GIVEN DATA Start Marker

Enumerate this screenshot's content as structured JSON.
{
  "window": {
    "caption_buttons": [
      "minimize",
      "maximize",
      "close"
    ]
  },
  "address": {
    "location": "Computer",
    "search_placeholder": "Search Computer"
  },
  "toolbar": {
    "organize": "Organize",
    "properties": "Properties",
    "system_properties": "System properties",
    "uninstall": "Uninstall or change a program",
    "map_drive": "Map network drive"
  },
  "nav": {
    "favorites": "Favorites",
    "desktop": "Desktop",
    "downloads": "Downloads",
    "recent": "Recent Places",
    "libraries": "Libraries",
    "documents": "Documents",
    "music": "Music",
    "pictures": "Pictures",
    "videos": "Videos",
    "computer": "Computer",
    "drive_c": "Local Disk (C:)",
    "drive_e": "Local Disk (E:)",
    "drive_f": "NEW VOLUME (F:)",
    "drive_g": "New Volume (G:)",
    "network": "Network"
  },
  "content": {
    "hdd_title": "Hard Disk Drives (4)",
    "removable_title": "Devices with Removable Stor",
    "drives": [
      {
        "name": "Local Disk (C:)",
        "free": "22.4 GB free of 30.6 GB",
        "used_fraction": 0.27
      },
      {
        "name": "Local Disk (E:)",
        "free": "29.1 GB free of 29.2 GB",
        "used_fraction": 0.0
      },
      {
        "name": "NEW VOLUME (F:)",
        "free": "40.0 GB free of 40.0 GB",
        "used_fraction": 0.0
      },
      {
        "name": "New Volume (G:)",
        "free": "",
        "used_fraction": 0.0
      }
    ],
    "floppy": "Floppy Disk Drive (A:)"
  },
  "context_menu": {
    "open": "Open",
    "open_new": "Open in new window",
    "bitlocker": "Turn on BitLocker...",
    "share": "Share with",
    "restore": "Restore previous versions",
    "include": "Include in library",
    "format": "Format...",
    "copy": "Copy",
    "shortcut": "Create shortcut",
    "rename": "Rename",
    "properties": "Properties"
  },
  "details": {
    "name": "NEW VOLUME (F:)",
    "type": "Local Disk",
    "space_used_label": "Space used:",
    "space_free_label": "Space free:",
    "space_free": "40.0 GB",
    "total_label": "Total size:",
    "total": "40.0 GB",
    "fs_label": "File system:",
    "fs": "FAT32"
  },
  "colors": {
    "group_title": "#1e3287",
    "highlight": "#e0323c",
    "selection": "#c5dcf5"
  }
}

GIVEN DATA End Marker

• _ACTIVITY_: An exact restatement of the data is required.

• _REPLY_:
Enumerate this screenshot's content as structured JSON.
{
  "window": {
    "caption_buttons": [
      "minimize",
      "maximize",
      "close"
    ]
  },
  "address": {
    "location": "Computer",
    "search_placeholder": "Search Computer"
  },
  "toolbar": {
    "organize": "Organize",
    "properties": "Properties",
    "system_properties": "System properties",
    "uninstall": "Uninstall or change a program",
    "map_drive": "Map network drive"
  },
  "nav": {
    "favorites": "Favorites",
    "desktop": "Desktop",
    "downloads": "Downloads",
    "recent": "Recent Places",
    "libraries": "Libraries",
    "documents": "Documents",
    "music": "Music",
    "pictures": "Pictures",
    "videos": "Videos",
    "computer": "Computer",
    "drive_c": "Local Disk (C:)",
    "drive_e": "Local Disk (E:)",
    "drive_f": "NEW VOLUME (F:)",
    "drive_g": "New Volume (G:)",
    "network": "Network"
  },
  "content": {
    "hdd_title": "Hard Disk Drives (4)",
    "removable_title": "Devices with Removable Stor",
    "drives": [
      {
        "name": "Local Disk (C:)",
        "free": "22.4 GB free of 30.6 GB",
        "used_fraction": 0.27
      },
      {
        "name": "Local Disk (E:)",
        "free": "29.1 GB free of 29.2 GB",
        "used_fraction": 0.0
      },
      {
        "name": "NEW VOLUME (F:)",
        "free": "40.0 GB free of 40.0 GB",
        "used_fraction": 0.0
      },
      {
        "name": "New Volume (G:)",
        "free": "",
        "used_fraction": 0.0
      }
    ],
    "floppy": "Floppy Disk Drive (A:)"
  },
  "context_menu": {
    "open": "Open",
    "open_new": "Open in new window",
    "bitlocker": "Turn on BitLocker...",
    "share": "Share with",
    "restore": "Restore previous versions",
    "include": "Include in library",
    "format": "Format...",
    "copy": "Copy",
    "shortcut": "Create shortcut",
    "rename": "Rename",
    "properties": "Properties"
  },
  "details": {
    "name": "NEW VOLUME (F:)",
    "type": "Local Disk",
    "space_used_label": "Space used:",
    "space_free_label": "Space free:",
    "space_free": "40.0 GB",
    "total_label": "Total size:",
    "total": "40.0 GB",
    "fs_label": "File system:",
    "fs": "FAT32"
  },
  "colors": {
    "group_title": "#1e3287",
    "highlight": "#e0323c",
    "selection": "#c5dcf5"
  }
}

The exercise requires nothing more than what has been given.